A report from Motherboard details the detection of a data breach affecting the telephone company Verizon, an incident that would have put at risk the personal records of thousands of employees. The leak would include employees’ full names, corporate IDs, email addresses, and phone numbers.
Even though Verizon was notified and has already acknowledged the leak, its representatives deny that the compromised information poses a security threat to its employees and customers.
The alleged hackers behind this incident claimed that it was very easy for them to access this database, as they simply had to contact a Verizon employee and pose as a co-worker in the internal support area. After fooling this unsuspecting employee, the hackers were able to connect to Verizon’s internal tool and access sensitive information.
Once in the database, the hacker reported having created a tool that allowed them to download the information stored in the company’s systems. Verizon would soon receive a ransom note threatening to expose the compromised information if a $250,000 ransom is not paid.
Not a security risk?
As mentioned above, a Verizon representative stated that the company does not consider the compromised records as confidential information, so they do not plan to negotiate any ransom with the hackers.

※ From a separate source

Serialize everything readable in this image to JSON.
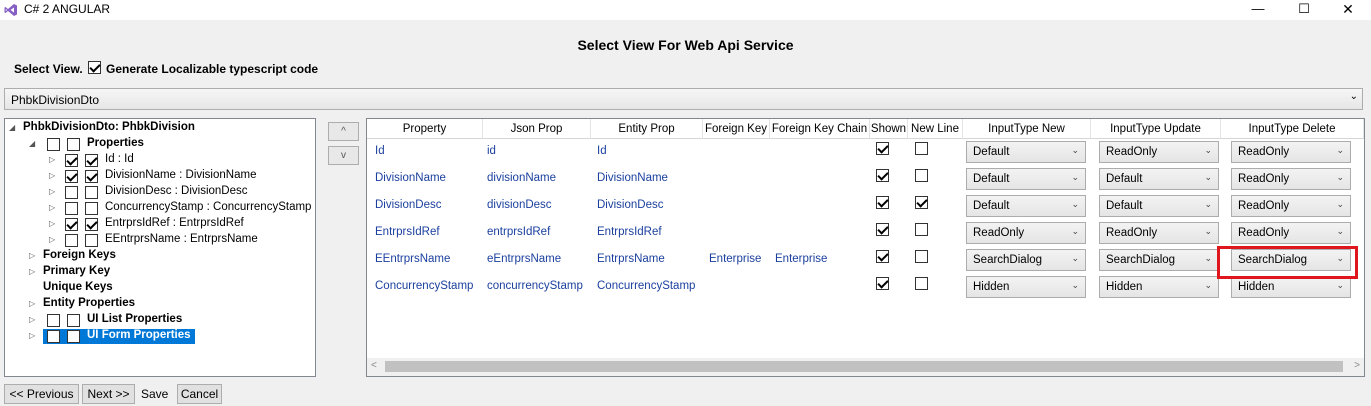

The representative added that, for Verizon, information security is a serious matter, so the company has the best measures to protect their customer and employees’ data.

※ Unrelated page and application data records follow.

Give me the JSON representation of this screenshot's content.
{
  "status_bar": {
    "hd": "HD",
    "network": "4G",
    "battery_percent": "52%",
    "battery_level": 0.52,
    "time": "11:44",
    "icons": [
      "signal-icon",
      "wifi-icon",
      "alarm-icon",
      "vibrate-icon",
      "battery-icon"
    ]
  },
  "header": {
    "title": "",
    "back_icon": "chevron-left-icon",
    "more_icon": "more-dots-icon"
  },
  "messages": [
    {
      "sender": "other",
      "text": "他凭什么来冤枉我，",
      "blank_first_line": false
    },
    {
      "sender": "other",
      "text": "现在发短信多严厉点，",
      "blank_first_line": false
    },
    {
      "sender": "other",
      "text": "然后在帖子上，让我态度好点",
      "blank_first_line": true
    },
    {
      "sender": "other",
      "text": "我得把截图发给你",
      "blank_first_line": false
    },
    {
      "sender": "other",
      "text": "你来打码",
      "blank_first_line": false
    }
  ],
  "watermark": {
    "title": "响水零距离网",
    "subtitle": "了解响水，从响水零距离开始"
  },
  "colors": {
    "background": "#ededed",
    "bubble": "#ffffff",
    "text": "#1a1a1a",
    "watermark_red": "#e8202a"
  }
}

Information security specialists differ from Verizon’s stance, as while the leak does not involve passwords, bank records, or social security numbers, the stolen data could still prove useful for multiple hacking groups. Phishing campaigns, phone fraud, SIM swap, and email spam are just some of the risks to which those affected could be exposed.
Feel free to access the International Institute of Cyber Security (IICS) websites to learn more about information security risks, malware variants, vulnerabilities, and information technologies.

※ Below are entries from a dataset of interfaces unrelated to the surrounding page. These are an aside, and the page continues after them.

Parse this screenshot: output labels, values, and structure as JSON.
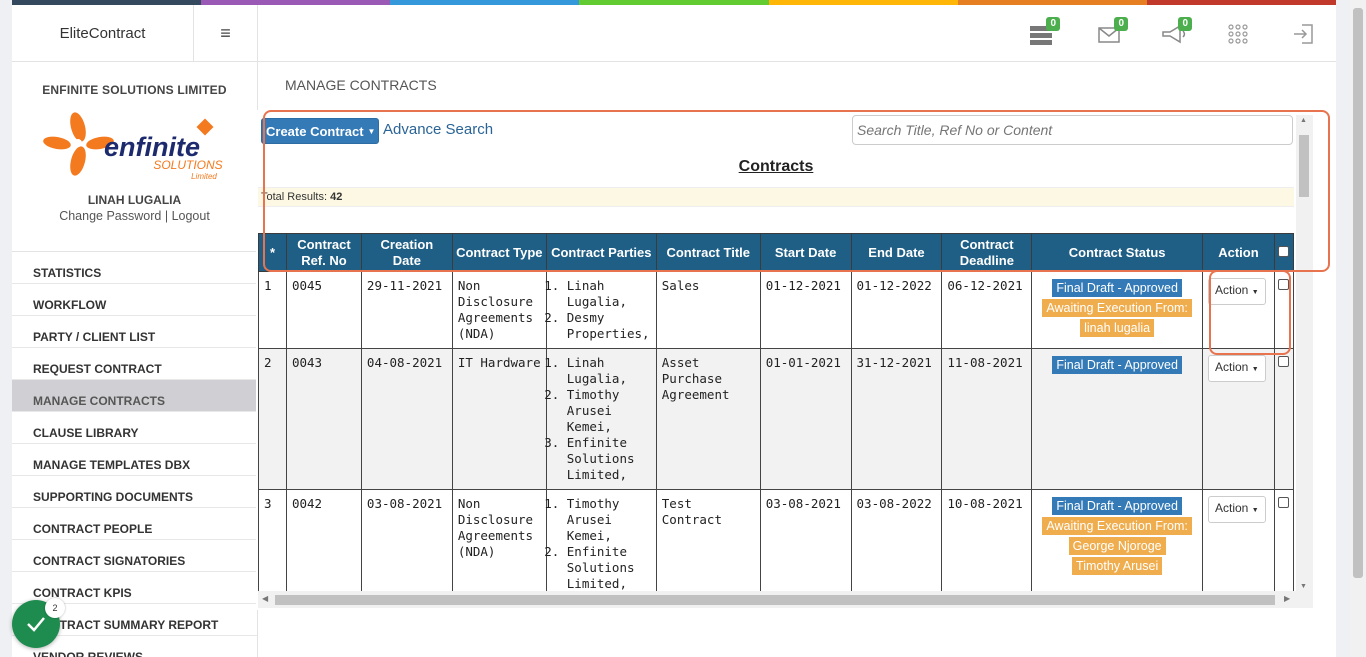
{
  "stripe_colors": [
    "#34495e",
    "#9b59b6",
    "#3498db",
    "#62cb31",
    "#ffb606",
    "#e67e22",
    "#c0392b"
  ],
  "brand": {
    "name": "EliteContract",
    "toggle": "≡"
  },
  "org": {
    "name": "ENFINITE SOLUTIONS LIMITED",
    "logo_word": "enfinite",
    "logo_sub": "SOLUTIONS",
    "logo_sub2": "Limited",
    "user": "LINAH LUGALIA",
    "change_password": "Change Password",
    "separator": "|",
    "logout": "Logout"
  },
  "menu": [
    "STATISTICS",
    "WORKFLOW",
    "PARTY / CLIENT LIST",
    "REQUEST CONTRACT",
    "MANAGE CONTRACTS",
    "CLAUSE LIBRARY",
    "MANAGE TEMPLATES DBX",
    "SUPPORTING DOCUMENTS",
    "CONTRACT PEOPLE",
    "CONTRACT SIGNATORIES",
    "CONTRACT KPIS",
    "CONTRACT SUMMARY REPORT",
    "VENDOR REVIEWS"
  ],
  "header": {
    "badges": [
      "0",
      "0",
      "0"
    ]
  },
  "page_title": "MANAGE CONTRACTS",
  "toolbar": {
    "create_label": "Create Contract",
    "advance_search": "Advance Search",
    "search_placeholder": "Search Title, Ref No or Content"
  },
  "list_title": "Contracts",
  "total": {
    "label": "Total Results:",
    "value": "42"
  },
  "columns": [
    "*",
    "Contract Ref. No",
    "Creation Date",
    "Contract Type",
    "Contract Parties",
    "Contract Title",
    "Start Date",
    "End Date",
    "Contract Deadline",
    "Contract Status",
    "Action"
  ],
  "rows": [
    {
      "num": "1",
      "ref": "0045",
      "created": "29-11-2021",
      "type": "Non Disclosure Agreements (NDA)",
      "parties": [
        "Linah Lugalia,",
        "Desmy Properties,"
      ],
      "title": "Sales",
      "start": "01-12-2021",
      "end": "01-12-2022",
      "deadline": "06-12-2021",
      "status": "Final Draft - Approved",
      "awaiting": "Awaiting Execution From:",
      "awaiting_names": [
        "linah lugalia"
      ],
      "action": "Action"
    },
    {
      "num": "2",
      "ref": "0043",
      "created": "04-08-2021",
      "type": "IT Hardware",
      "parties": [
        "Linah Lugalia,",
        "Timothy Arusei Kemei,",
        "Enfinite Solutions Limited,"
      ],
      "title": "Asset Purchase Agreement",
      "start": "01-01-2021",
      "end": "31-12-2021",
      "deadline": "11-08-2021",
      "status": "Final Draft - Approved",
      "awaiting": "",
      "awaiting_names": [],
      "action": "Action"
    },
    {
      "num": "3",
      "ref": "0042",
      "created": "03-08-2021",
      "type": "Non Disclosure Agreements (NDA)",
      "parties": [
        "Timothy Arusei Kemei,",
        "Enfinite Solutions Limited,"
      ],
      "title": "Test Contract",
      "start": "03-08-2021",
      "end": "03-08-2022",
      "deadline": "10-08-2021",
      "status": "Final Draft - Approved",
      "awaiting": "Awaiting Execution From:",
      "awaiting_names": [
        "George Njoroge",
        "Timothy Arusei"
      ],
      "action": "Action"
    }
  ],
  "fab_badge": "2"
}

He is a well-known expert in mobile security and malware analysis. He studied Computer Science at NYU and started working as a cyber security analyst in 2003. He is actively working as an anti-malware expert. He also worked for security companies like Kaspersky Lab. His everyday job includes researching about new malware and cyber security incidents. Also he has deep level of knowledge in mobile security and mobile vulnerabilities.